Google lets you know which of the results on the search results page are paid ads by placing the word “Sponsored” above the headline of the ad in the search results. 

It is worth noting that Google ranks ads based on the quality of the ad, the landing page it links to, and several other factors. However, the ads still appear at the top of the page because the company paid for that privilege, not because that result is necessarily the best option for you.

Organic search results, in contrast, are search results selected and ranked based on how well they meet the Google algorithm’s metrics for relevance and quality. These websites have not paid to receive their place in the ranking. They simply match what you are looking for.

Featured Snippet

google search results screenshot featured snippet

Sometimes, your Google search results page will place a snippet of information pulled from a relevant website right at the top of the search results. This highlighted text often briefly and thoroughly answers a specific question you asked in your query. Google calls this a “featured snippet.”

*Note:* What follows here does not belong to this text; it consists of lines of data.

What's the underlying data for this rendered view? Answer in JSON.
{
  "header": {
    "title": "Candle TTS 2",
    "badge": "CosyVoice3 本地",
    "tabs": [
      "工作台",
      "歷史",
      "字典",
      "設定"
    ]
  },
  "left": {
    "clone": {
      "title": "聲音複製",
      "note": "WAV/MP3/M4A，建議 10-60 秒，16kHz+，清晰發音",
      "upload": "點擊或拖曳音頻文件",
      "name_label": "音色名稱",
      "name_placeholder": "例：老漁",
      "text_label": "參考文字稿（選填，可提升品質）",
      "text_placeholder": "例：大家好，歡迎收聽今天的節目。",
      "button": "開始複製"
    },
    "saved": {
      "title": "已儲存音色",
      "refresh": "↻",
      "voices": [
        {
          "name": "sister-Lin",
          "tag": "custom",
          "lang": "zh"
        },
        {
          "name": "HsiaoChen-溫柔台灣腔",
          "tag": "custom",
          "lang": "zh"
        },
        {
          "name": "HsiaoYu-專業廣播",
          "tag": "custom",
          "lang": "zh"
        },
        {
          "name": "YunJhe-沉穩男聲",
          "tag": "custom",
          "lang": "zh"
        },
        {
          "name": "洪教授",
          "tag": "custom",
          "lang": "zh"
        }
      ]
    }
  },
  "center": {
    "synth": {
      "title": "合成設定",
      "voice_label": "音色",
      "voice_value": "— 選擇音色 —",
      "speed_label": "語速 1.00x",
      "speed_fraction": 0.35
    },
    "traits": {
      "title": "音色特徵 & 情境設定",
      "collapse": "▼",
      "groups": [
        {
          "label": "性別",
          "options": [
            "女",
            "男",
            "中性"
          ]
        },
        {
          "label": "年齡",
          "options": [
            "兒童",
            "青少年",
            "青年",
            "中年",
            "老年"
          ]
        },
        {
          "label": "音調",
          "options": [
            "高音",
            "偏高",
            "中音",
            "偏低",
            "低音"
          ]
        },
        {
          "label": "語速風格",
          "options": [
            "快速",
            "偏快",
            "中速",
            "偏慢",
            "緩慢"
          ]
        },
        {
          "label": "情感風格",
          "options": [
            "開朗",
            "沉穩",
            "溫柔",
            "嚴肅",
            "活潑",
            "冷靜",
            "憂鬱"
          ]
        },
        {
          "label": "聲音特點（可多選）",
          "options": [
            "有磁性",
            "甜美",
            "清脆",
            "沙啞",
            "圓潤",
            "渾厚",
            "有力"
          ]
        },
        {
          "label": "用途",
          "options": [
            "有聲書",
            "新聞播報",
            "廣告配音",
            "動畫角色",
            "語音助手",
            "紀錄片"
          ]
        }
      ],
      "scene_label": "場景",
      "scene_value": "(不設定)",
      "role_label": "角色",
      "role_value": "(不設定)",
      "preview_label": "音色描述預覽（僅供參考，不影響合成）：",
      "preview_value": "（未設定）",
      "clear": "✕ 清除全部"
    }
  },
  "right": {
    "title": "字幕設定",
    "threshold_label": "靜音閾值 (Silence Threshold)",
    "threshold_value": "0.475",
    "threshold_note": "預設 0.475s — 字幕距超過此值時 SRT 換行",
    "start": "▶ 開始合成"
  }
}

While the featured snippet is a handy tool, you should always check the parent website to see where the snippet came from, and assess the reliability of the answer yourself. For example, medical information that comes from the Mayo Clinic is a lot more reliable than information that comes from a company selling medicine.

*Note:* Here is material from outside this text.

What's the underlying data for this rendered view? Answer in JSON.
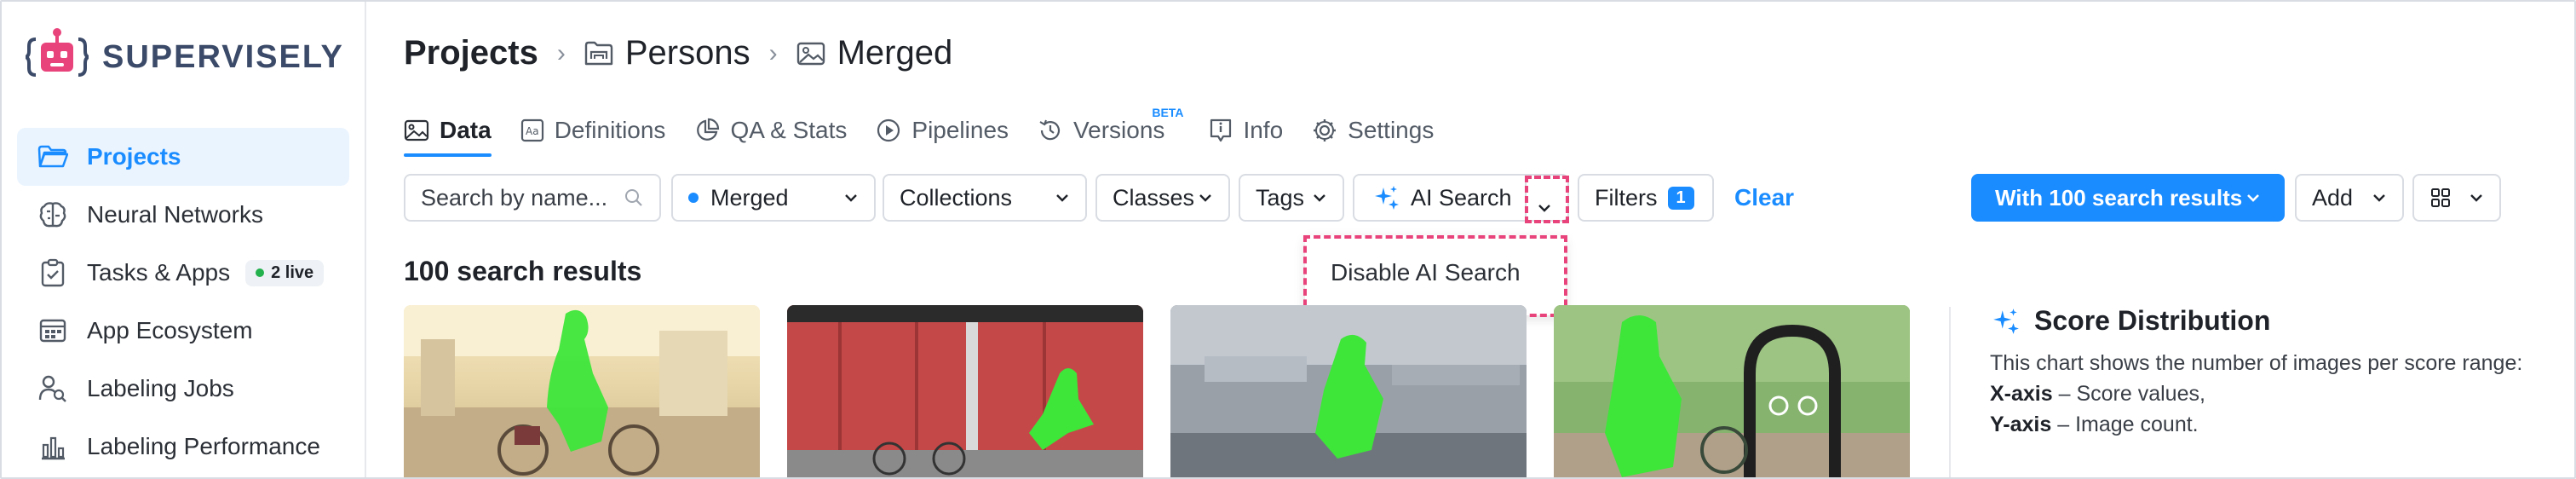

Google Knowledge Panel

Google search results knowledge panel

Another handy element you may see on a Google search results page is something Google calls a “knowledge panel.” One example of a knowledge panel is the sidebar of information that pops up when you query anything about a business, and Google provides the Google Business Profile of that company with an address, phone number, ratings, and more.

The knowledge panel often includes interactive extensions like the ability to tap on the phone number and make a call if you are on your phone.

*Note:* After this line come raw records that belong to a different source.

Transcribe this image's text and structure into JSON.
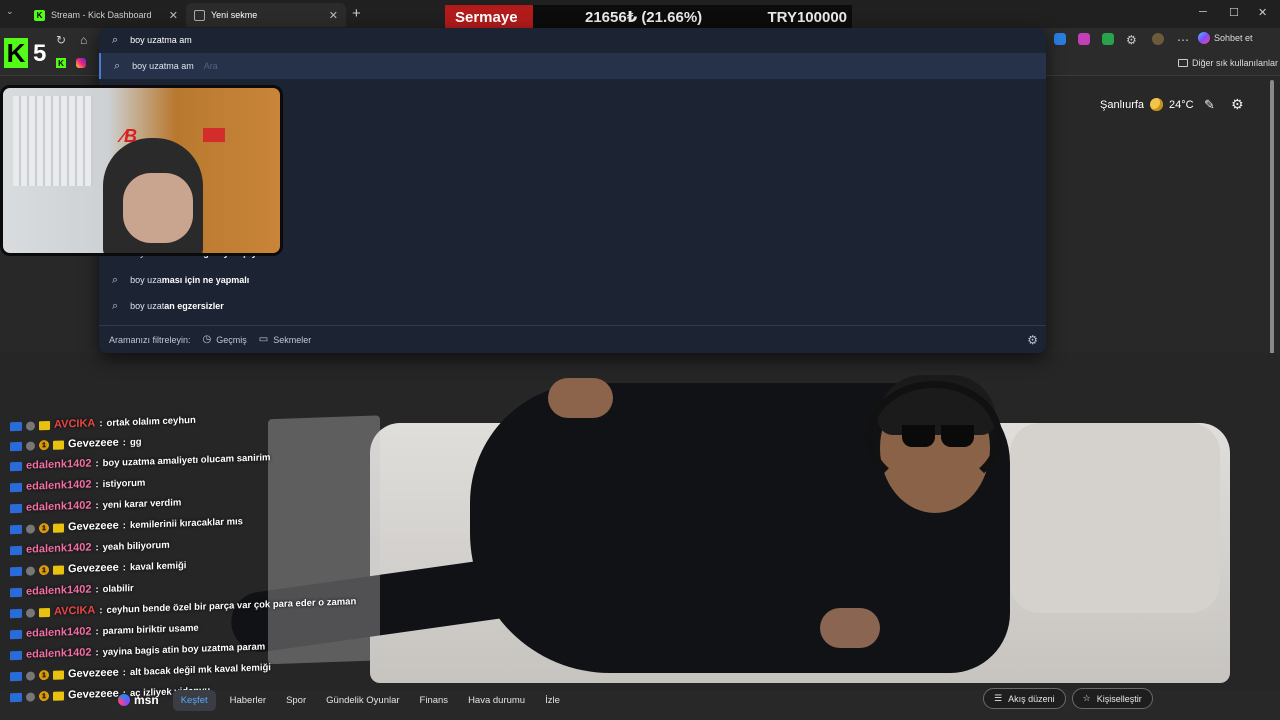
{
  "tabs": [
    {
      "label": "Stream - Kick Dashboard",
      "favicon": "kick-icon",
      "active": false
    },
    {
      "label": "Yeni sekme",
      "favicon": "new-tab-icon",
      "active": true
    }
  ],
  "ticker": {
    "label": "Sermaye",
    "value": "21656₺ (21.66%)",
    "target": "TRY100000"
  },
  "toolbar": {
    "chat_label": "Sohbet et"
  },
  "bookmarks": {
    "other_label": "Diğer sık kullanılanlar"
  },
  "overlay": {
    "digit": "5",
    "k_letter": "K",
    "mini_k": "K"
  },
  "search": {
    "value": "boy uzatma am",
    "suggestions": [
      {
        "prefix": "boy uzatma am",
        "bold": "",
        "ghost": "Ara"
      },
      {
        "prefix": "boy uza",
        "bold": "masını engelleyen şeyler"
      },
      {
        "prefix": "boy uza",
        "bold": "ması için ne yapmalı"
      },
      {
        "prefix": "boy uzat",
        "bold": "an egzersizler"
      }
    ],
    "filter_label": "Aramanızı filtreleyin:",
    "filter_history": "Geçmiş",
    "filter_tabs": "Sekmeler"
  },
  "weather": {
    "city": "Şanlıurfa",
    "temp": "24°C"
  },
  "chat": [
    {
      "user": "AVCIKA",
      "color": "red",
      "text": "ortak olalım ceyhun"
    },
    {
      "user": "Gevezeee",
      "color": "white",
      "text": "gg"
    },
    {
      "user": "edalenk1402",
      "color": "pink",
      "text": "boy uzatma amaliyetı olucam sanirim"
    },
    {
      "user": "edalenk1402",
      "color": "pink",
      "text": "istiyorum"
    },
    {
      "user": "edalenk1402",
      "color": "pink",
      "text": "yeni karar verdim"
    },
    {
      "user": "Gevezeee",
      "color": "white",
      "text": "kemilerinii kıracaklar mıs"
    },
    {
      "user": "edalenk1402",
      "color": "pink",
      "text": "yeah biliyorum"
    },
    {
      "user": "Gevezeee",
      "color": "white",
      "text": "kaval kemiği"
    },
    {
      "user": "edalenk1402",
      "color": "pink",
      "text": "olabilir"
    },
    {
      "user": "AVCIKA",
      "color": "red",
      "text": "ceyhun bende özel bir parça var çok para eder o zaman"
    },
    {
      "user": "edalenk1402",
      "color": "pink",
      "text": "paramı biriktir usame"
    },
    {
      "user": "edalenk1402",
      "color": "pink",
      "text": "yayina bagis atin boy uzatma param"
    },
    {
      "user": "Gevezeee",
      "color": "white",
      "text": "alt bacak değil mk kaval kemiği"
    },
    {
      "user": "Gevezeee",
      "color": "white",
      "text": "aç izliyek videpyu"
    }
  ],
  "msn": {
    "logo": "msn",
    "tabs": [
      "Keşfet",
      "Haberler",
      "Spor",
      "Gündelik Oyunlar",
      "Finans",
      "Hava durumu",
      "İzle"
    ],
    "feed_layout": "Akış düzeni",
    "personalize": "Kişiselleştir"
  },
  "colors": {
    "kick_green": "#53fc18",
    "ticker_red": "#b31b1b",
    "dropdown_bg": "#1c2433",
    "accent_blue": "#5aa9ff"
  }
}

Google also provides calculators or convertors at the top of the search results page when you query a question like “What is 2 +2” or “How many feet in three yards.”

Image Results

Google search screenshot image results

Depending on what you queried, Google may determine that an image or a video (such as a YouTube video) can provide the best answer. Videos and images in the search results are called “rich results,” meaning that they add extra elements to the search results page. 

If you do not find the image you want on the Google search results page, you can select “images” below the search box to see just images based on your query. 

Sale Query

google search results shopping

When you Google something like “best mattress” or “fabric for sale,” the Google search results page will often place a river of shopping options at the top of the screen. This allows you to quickly compare brands and prices offering the item you want. Below that, you can scroll down through the organic search options that provide the websites of the online shops most likely to provide what you want.

Just like with images, you can also select “shopping” below the search box if you want to exclusively see items available for purchase in response to your query.

Learning More About Google Search

If you want to learn more about how to use Google’s search engine most effectively, you can check out GCFGlobal’s online learning tips. You can also call the Randolph County Cooperative Extension office (336-318-6002) to schedule a free in-person tech help session with a Digital Skills Agent.